What the task requires: Nothing but the records beneath, reproduced exactly, should appear in the answer.
---------- Data for processing
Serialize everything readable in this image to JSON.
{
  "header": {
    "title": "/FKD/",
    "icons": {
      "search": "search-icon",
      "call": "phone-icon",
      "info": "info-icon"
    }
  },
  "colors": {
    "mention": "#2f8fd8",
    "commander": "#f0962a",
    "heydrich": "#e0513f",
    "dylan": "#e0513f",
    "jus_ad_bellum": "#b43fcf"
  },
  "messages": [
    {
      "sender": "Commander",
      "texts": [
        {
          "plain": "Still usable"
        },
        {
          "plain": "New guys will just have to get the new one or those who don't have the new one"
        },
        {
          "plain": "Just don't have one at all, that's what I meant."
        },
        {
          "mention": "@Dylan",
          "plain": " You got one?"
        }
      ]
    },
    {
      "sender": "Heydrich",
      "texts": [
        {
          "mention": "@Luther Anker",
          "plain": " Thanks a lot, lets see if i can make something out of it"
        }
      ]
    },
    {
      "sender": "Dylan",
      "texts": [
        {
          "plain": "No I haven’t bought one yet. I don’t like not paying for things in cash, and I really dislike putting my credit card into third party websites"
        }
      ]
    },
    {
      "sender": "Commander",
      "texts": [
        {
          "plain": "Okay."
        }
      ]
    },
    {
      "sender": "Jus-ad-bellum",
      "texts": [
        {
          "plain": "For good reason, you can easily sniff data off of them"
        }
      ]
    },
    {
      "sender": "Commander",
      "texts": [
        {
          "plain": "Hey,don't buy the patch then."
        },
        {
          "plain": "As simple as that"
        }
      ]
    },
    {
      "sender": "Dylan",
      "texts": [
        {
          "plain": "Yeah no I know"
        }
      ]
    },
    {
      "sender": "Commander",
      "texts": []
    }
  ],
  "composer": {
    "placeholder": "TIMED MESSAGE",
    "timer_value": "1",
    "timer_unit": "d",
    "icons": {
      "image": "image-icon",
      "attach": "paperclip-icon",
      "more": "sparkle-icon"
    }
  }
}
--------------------
Exercise response:
Serialize everything readable in this image to JSON.
{
  "header": {
    "title": "/FKD/",
    "icons": {
      "search": "search-icon",
      "call": "phone-icon",
      "info": "info-icon"
    }
  },
  "colors": {
    "mention": "#2f8fd8",
    "commander": "#f0962a",
    "heydrich": "#e0513f",
    "dylan": "#e0513f",
    "jus_ad_bellum": "#b43fcf"
  },
  "messages": [
    {
      "sender": "Commander",
      "texts": [
        {
          "plain": "Still usable"
        },
        {
          "plain": "New guys will just have to get the new one or those who don't have the new one"
        },
        {
          "plain": "Just don't have one at all, that's what I meant."
        },
        {
          "mention": "@Dylan",
          "plain": " You got one?"
        }
      ]
    },
    {
      "sender": "Heydrich",
      "texts": [
        {
          "mention": "@Luther Anker",
          "plain": " Thanks a lot, lets see if i can make something out of it"
        }
      ]
    },
    {
      "sender": "Dylan",
      "texts": [
        {
          "plain": "No I haven’t bought one yet. I don’t like not paying for things in cash, and I really dislike putting my credit card into third party websites"
        }
      ]
    },
    {
      "sender": "Commander",
      "texts": [
        {
          "plain": "Okay."
        }
      ]
    },
    {
      "sender": "Jus-ad-bellum",
      "texts": [
        {
          "plain": "For good reason, you can easily sniff data off of them"
        }
      ]
    },
    {
      "sender": "Commander",
      "texts": [
        {
          "plain": "Hey,don't buy the patch then."
        },
        {
          "plain": "As simple as that"
        }
      ]
    },
    {
      "sender": "Dylan",
      "texts": [
        {
          "plain": "Yeah no I know"
        }
      ]
    },
    {
      "sender": "Commander",
      "texts": []
    }
  ],
  "composer": {
    "placeholder": "TIMED MESSAGE",
    "timer_value": "1",
    "timer_unit": "d",
    "icons": {
      "image": "image-icon",
      "attach": "paperclip-icon",
      "more": "sparkle-icon"
    }
  }
}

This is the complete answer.